PSYCHOLOGY - THE ULTIMATE SEO DEGREE
I recently had an interesting Twitter conversation with Bill Slawski from seobythesea.com and Dr. Pete from SEOmoz around different college degrees and how well they prepare you for SEO. If you’re interested, you can go through the conversation below, otherwise, skip on down.
Over the last few days the conversation has continued to stick in my head as I’ve often wondered how SEO could be pushed into the traditional educational world. I personally have found my own degree combination of an MBA with a heavy dose of psychology rather beneficial for SEO. I have to say, I’m not that surprised though as SEO tends to be a mix of disciplines and there are certainly multiple paths that can prepare you well for life in the field.
That being said, I’m curious, if you had to choose a degree to recommend to someone who’s interested in SEO, what would it be?
At the moment I’m leaning toward psychology and I think I have a decent case as to why - please tell my why I’m wrong.
Psychology is about people. SEO, when done well, is about people.
The word Psychology comes from a pair of Greek words that mean “soul”, “breathe”, or “mind” and “study of”. In many ways I don’t think there is a better way of describing the essence of SEO. Oddly enough, good SEO is the study of (and implementation based on) an algorithmic mind that is designed to satisfy human desire based on input. This isn't a person, however, because of this, I believe SEO is also the study of the people tapping into that mind as well.
Let me put it another way, SEO is the art (and science) of understanding how people interact with this algorithmic mind in various situations, and how that mind intern attempts to satisfy their desires. After all, what are search engines other than computerized attempts at being the biggest smartass know-it-alls in the world (which is a very human trait)? You might say they don't bring human emotion into it, but I'm willing to be if they could understand our moods and build results based on that they certainly would. Arguably, they are actually doing that to some degree by looking for ways to better understand how we interact with each other.
Because of this, those who are able to naturally understand humans, how they interact, how they think, etc., those who have studied these aspects academically, or those who are fortunate enough to have naturally high EQ’s and have studied more of the science (no matter how soft you think it is) behind who we are and why we do what we do have an advantage in this field.
side note: Longest sentence ever right!?
If you understand people, you can understand what Google, Bing, and the others are trying to do. You then need only (if it were only so easy...) to understand how they try and tell their machine mind to understand human behavior. BTW - this is why I enjoy Bill Slawski's work so much. He brings to light information that exposes their attempts at understanding us and translating it to computer speak.
Google is focused on it
I had a professor once tell me that if you really want to know what’s important to someone, look where they spend their money. I’ve thought of that often and find it to be rather accurate. I think the same principle applies in business.

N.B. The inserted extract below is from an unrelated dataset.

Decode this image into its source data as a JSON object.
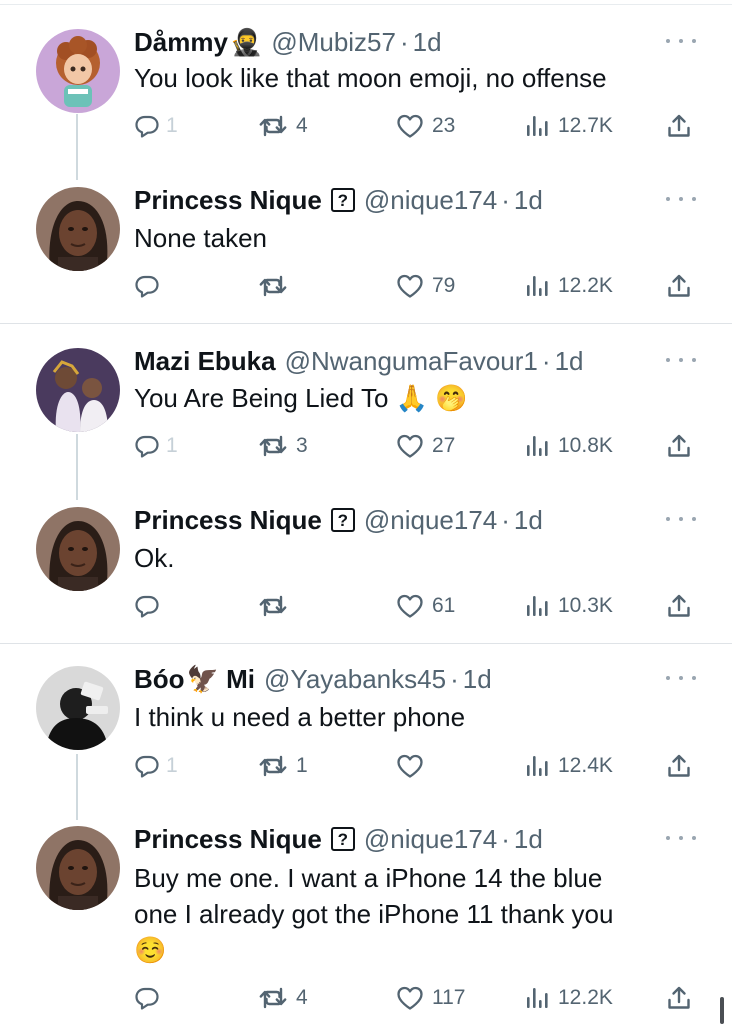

Just the other day I came across an article from a few months ago written by AJ Kohn - that talks about where Google is choosing to invest some of their loot. While I wasn’t overly impressed with the amount considering what Google’s probably got in the bank, any time a company throws around a million dollars and then finds a way to talk about it, it’s usually good to pay attention. So, where did they spend it? They gave 1.2 million to support the “Social Interactions Research Awards”. Not bad. The post mentioned above, which I highly recommend reading BTW, has some great quotes pulled from the event where the announcement was made if you’re interested.
Essentially, they’re investing in big data to help understand how people interact online. They’re investing in psychological studies.
Watch where the money goes...
Business and marketing basics change rapidly and expertise abounds
If you move into the business world, there are a lot of very talented, bright, people with business degrees that can teach you pretty much everything under the sun about marketing. However, it’s much harder to come across individuals who are both knowledgeable enough to apply psychological studies and appropriate information in the business world. You can learn business when you’re actually working in business - it’s not that hard, but it is far harder to gain a depth of knowledge in a generally “unrelated” field such as psychology when you’re on the job selling widgets. Yet, it appears to directly apply.
I’ll also add with this that you can pick up business thinking/logic/analytical abilities (if you’ve got the mental muscle to do so) on the job, especially if you’re in the right field or hangout on the right blogs.
Like I said, you think I’m crazy? I’d like to hear why and what you’d recommend to all those future SEOs going the traditional route.